PALO ALTO, Calif. - He's the newest toast of the track and field world.
He's the man who pinned a stunning setback on "the world's fastest human."
He's America's main man heading into August's world championships in Paris.
But Baltimore native Bernard Williams refuses to let his ego outrun his flying feet.
"Everything looks good on paper," Williams said after the race of his life - his triumphant sprint to the 100-meter dash title at the U.S. championships yesterday at Stanford Stadium.
"But you've still got to produce next time you run. This was just one race."
But what a race it was. Not only did Williams win his first individual national championship - in 10.11 seconds - but he also beat Tim Montgomery, the pre-race favorite who set the world record of 9.78 last September.
Williams beat his seven rivals out of the blocks and was never headed. Montgomery (10.15), Jon Drummond (10.18) and Coby Miller (10.23) were forced to play a game of catch-up they couldn't win.
Now Williams sets his sights on the 200 meters at the nationals. There will be one round today, with semifinals and the final tomorrow.
"The 200 is just as important to me as the 100," Williams said.
Williams had no complaints with his bronze-medal performance in the 100 final at the 2001 world championships in Edmonton, Alberta. But he plans to do a lot better in Paris.

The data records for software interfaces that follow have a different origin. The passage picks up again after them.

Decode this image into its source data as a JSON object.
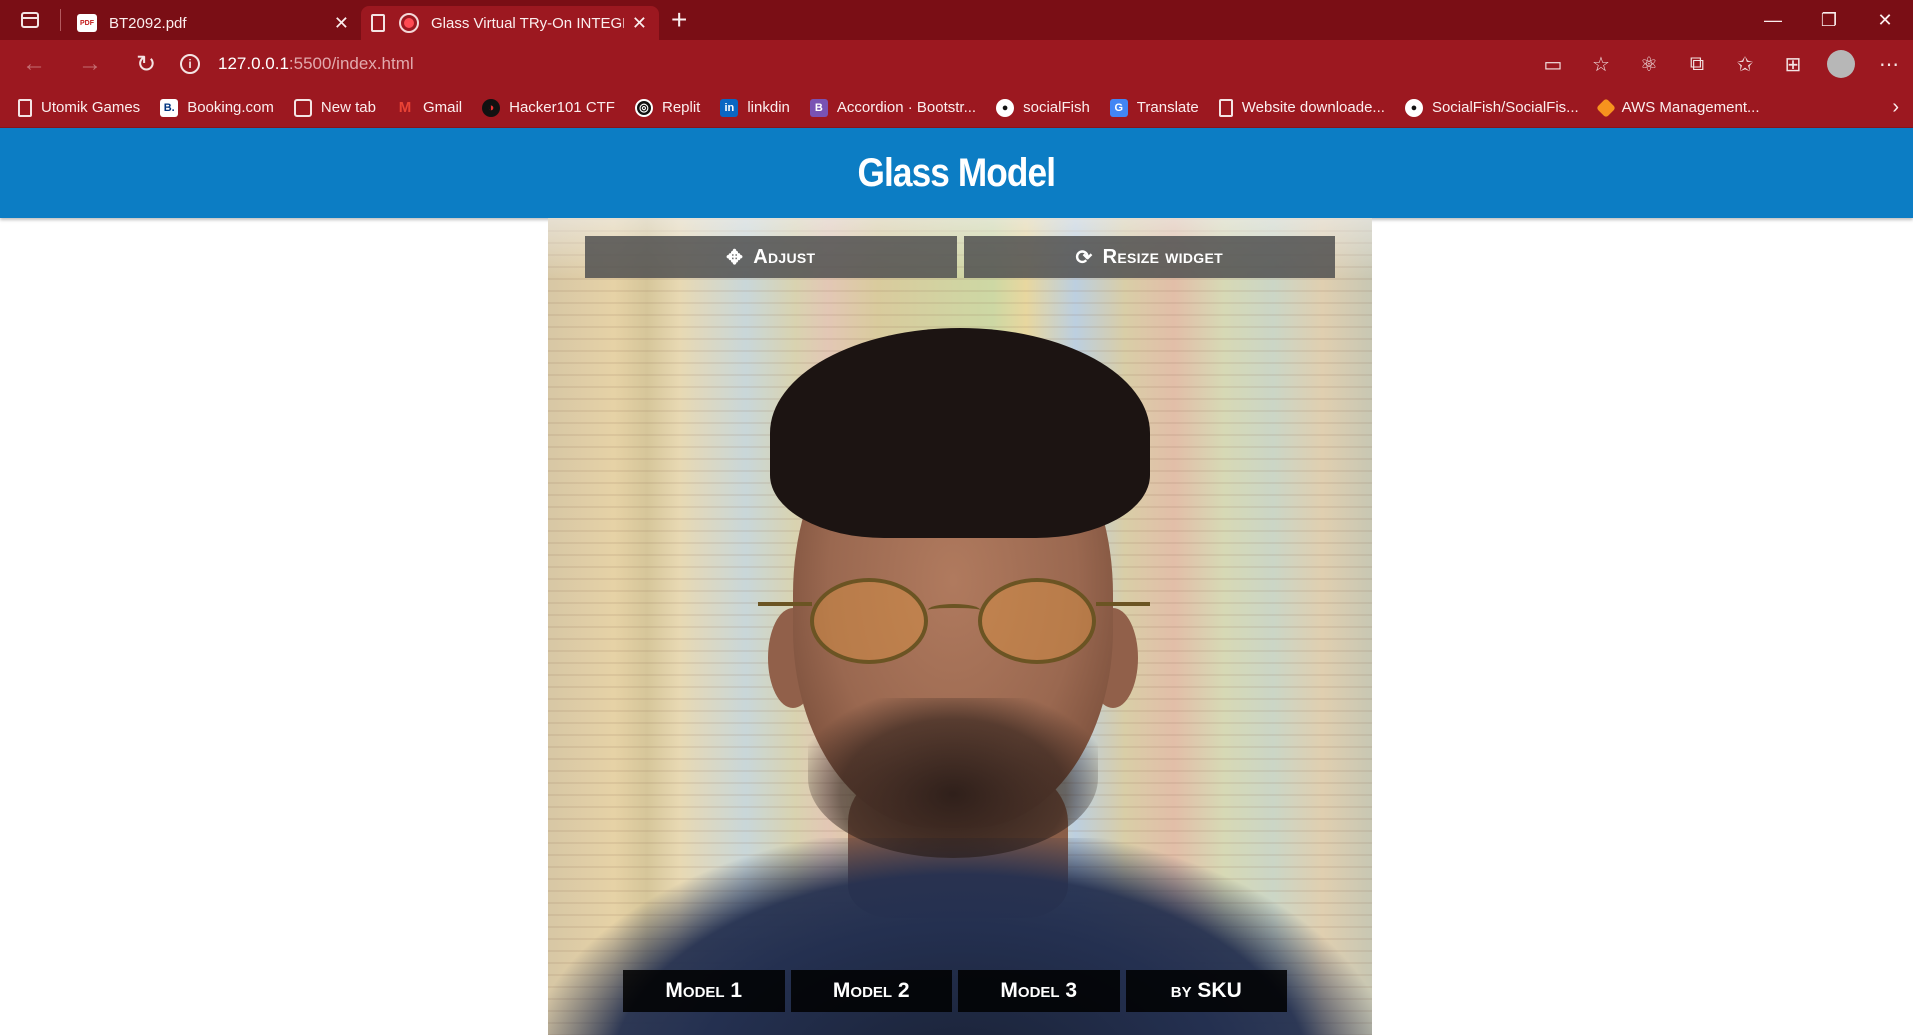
{
  "browser": {
    "tabs": [
      {
        "title": "BT2092.pdf",
        "icon": "pdf-icon",
        "active": false
      },
      {
        "title": "Glass Virtual TRy-On INTEGRATION",
        "icon": "page-icon",
        "active": true
      }
    ],
    "new_tab_label": "+",
    "url_host": "127.0.0.1",
    "url_path": ":5500/index.html",
    "bookmarks": [
      {
        "label": "Utomik Games",
        "icon": "page-icon"
      },
      {
        "label": "Booking.com",
        "icon": "booking-icon"
      },
      {
        "label": "New tab",
        "icon": "new-tab-icon"
      },
      {
        "label": "Gmail",
        "icon": "gmail-icon"
      },
      {
        "label": "Hacker101 CTF",
        "icon": "hacker101-icon"
      },
      {
        "label": "Replit",
        "icon": "replit-icon"
      },
      {
        "label": "linkdin",
        "icon": "linkedin-icon"
      },
      {
        "label": "Accordion · Bootstr...",
        "icon": "bootstrap-icon"
      },
      {
        "label": "socialFish",
        "icon": "github-icon"
      },
      {
        "label": "Translate",
        "icon": "translate-icon"
      },
      {
        "label": "Website downloade...",
        "icon": "page-icon"
      },
      {
        "label": "SocialFish/SocialFis...",
        "icon": "github-icon"
      },
      {
        "label": "AWS Management...",
        "icon": "aws-icon"
      }
    ]
  },
  "app": {
    "title": "Glass Model",
    "controls": {
      "adjust_label": "Adjust",
      "resize_label": "Resize widget"
    },
    "models": [
      "Model 1",
      "Model 2",
      "Model 3",
      "by SKU"
    ]
  },
  "colors": {
    "header_bg": "#0c7dc4",
    "browser_frame": "#9c1820",
    "tabstrip": "#7a0e15"
  }
}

Williams, a former star at Carver and the University of Florida and a 2000 Olympic 4x100-meter relay gold medalist, warmed up for the championship race with a victory in 10.17 seconds in the semifinals, edging Joshua Johnson (10.19.)
Montgomery took the other semifinal in 10.27. Both races were into headwinds.
The men's 400-meter hurdles field, meanwhile, is loaded, and no one recognizes that fact better than James Carter.
Carter, 25, a 1996 graduate of Mervo and a former star at Hampton University, is the defending national champion but finds himself up against a talented pack of challengers.
"Right now, I'm just trying to get through the rounds," Carter said yesterday after he moved into today's semifinals of the one-lap, 10-barrier event with a 50.32-second performance - despite hitting the fourth hurdle - in the preliminaries.
"I'm coming off a few injuries and I'm only 80 to 85 percent of where I want to be," he said. "But the rehabbing's coming along well, and I'm getting stronger each race."
The 2002 season was huge for Carter. After taking the gold medal at the nationals in 48.12, he starred on the European circuit and won the World Cup title in 48.27.
But this is the year of the world championships. and the stakes have increased markedly.
Posing challenges will be such young talents as Bershawn Jackson, the 2002 junior national champion, who ran 49.55 yesterday; Dwight Ruff (50.01); LaBronze Garrett (50.03); Sherman Armstrong (50.07); Fred Sharpe (50.29) and Ricky Harris (50.49.)
Torrance Zellner, 33, the former Woodlawn High and University of Florida standout, advanced in the 400 hurdles with a second-place 50.21 in his heat.
"I'm the old man here, but I'm not ready to let the kids push me out of the event just yet," Zellner said.
2000 Olympic champion Angelo Taylor ran only 50.72 to rank 17th overall; only the top 16 moved into the semifinals.
In the 20,000-meter racewalk, Al Heppner, 29, an Army specialist from Columbia, finished seventh with a time of 1:32:22.39.
"Sure it's disappointing to come in seventh, but I've got no excuses," said Heppner, a graduate of Howard High and the University of Wisconsin-Parkside.
Kevin Eastler, a captain in the Air Force, won the race in 1:23:52.20 and clinched a spot on the U.S. team bound for the world championships.